Does the laptop always help? Non-compliance and interviewer effects in cognitive tests
Jul 25, 11:30
Individual performance in a cognitive test does not only reflect inherent ability but also contextual circumstances and differences in interviewers’ styles. One way to scale down the impact of interviewers is to shift administration of a cognitive test to a technical device. However, this approach can introduce mode effects, as some interviewers may deviate from the study protocol and administer the test without the help of the technical device for some but not all respondents.
In this work, we study test scores of the word recall test, collected in Understanding Society. Under the default procedure, respondents hear ten words from the laptop of the interviewer. Nevertheless, for about 20% of respondents in our sample the interviewer instead reads the words herself, leading to the cognitive test being effectively administered in two distinct modes.
We aim to answer three questions. Firstly, we ask which determinants drive imperfect compliance with the study protocol. Next, we turn to the question of what drives the difference in performance between the two modes. Finally, we seek to answer whether administration via the computer successfully reduces interviewer effects.
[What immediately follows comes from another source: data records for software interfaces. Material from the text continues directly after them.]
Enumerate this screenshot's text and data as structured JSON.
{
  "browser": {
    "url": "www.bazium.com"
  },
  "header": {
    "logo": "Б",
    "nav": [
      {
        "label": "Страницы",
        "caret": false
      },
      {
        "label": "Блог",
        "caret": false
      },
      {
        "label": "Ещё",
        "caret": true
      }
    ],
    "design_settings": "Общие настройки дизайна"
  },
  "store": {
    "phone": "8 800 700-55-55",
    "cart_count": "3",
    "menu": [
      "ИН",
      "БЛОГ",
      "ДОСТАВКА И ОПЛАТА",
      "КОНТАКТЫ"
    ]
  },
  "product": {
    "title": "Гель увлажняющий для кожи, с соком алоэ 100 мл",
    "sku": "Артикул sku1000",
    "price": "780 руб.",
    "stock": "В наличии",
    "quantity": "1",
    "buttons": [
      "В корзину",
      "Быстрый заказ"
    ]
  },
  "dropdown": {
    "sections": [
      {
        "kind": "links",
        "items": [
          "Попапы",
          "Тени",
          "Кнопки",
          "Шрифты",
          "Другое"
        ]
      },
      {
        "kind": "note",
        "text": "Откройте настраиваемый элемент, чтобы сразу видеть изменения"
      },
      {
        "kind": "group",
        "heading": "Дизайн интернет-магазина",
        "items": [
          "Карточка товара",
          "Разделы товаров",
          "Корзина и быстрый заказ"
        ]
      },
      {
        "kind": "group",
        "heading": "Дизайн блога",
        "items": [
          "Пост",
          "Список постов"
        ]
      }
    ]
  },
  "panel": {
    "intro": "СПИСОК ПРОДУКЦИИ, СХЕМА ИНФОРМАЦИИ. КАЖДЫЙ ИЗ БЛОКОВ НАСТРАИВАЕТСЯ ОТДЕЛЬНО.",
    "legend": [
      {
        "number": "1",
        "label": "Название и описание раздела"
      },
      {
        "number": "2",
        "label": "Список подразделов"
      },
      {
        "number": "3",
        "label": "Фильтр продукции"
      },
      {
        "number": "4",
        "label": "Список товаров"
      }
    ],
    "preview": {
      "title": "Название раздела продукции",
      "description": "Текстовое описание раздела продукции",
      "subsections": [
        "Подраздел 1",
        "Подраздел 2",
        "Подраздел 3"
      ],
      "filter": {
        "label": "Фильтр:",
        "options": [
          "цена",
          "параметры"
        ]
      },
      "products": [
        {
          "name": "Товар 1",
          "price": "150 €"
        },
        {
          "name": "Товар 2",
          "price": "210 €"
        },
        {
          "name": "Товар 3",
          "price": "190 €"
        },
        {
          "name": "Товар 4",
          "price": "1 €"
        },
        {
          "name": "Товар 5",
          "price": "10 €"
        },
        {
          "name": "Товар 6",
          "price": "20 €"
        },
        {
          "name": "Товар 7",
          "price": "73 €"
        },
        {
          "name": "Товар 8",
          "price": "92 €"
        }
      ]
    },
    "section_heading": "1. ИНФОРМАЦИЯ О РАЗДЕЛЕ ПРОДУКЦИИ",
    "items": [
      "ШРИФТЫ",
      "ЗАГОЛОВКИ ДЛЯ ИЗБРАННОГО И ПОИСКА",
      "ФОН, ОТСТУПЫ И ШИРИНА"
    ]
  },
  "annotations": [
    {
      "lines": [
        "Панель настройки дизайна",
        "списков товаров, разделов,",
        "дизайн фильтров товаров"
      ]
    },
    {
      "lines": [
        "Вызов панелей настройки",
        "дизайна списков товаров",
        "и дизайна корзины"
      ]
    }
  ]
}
We find that hearing the words from the interviewer is predicted by respondent characteristics, which have been associated with the propensity to use technologies. Moreover, the share of respondents who hear the words from the interviewer varies greatly across interviewers. Selection effects appear to be the main driver of performance differences in our setting. Those respondents who are read the words to by the interviewer, perform significantly worse not only in the word recall test but also in other cognitive tests. Finally, our results suggest that the use of the laptop does indeed reduce interviewer effects. Therefore, the use of laptops in administration of the word recall test may be preferable, despite the problem of non-compliance.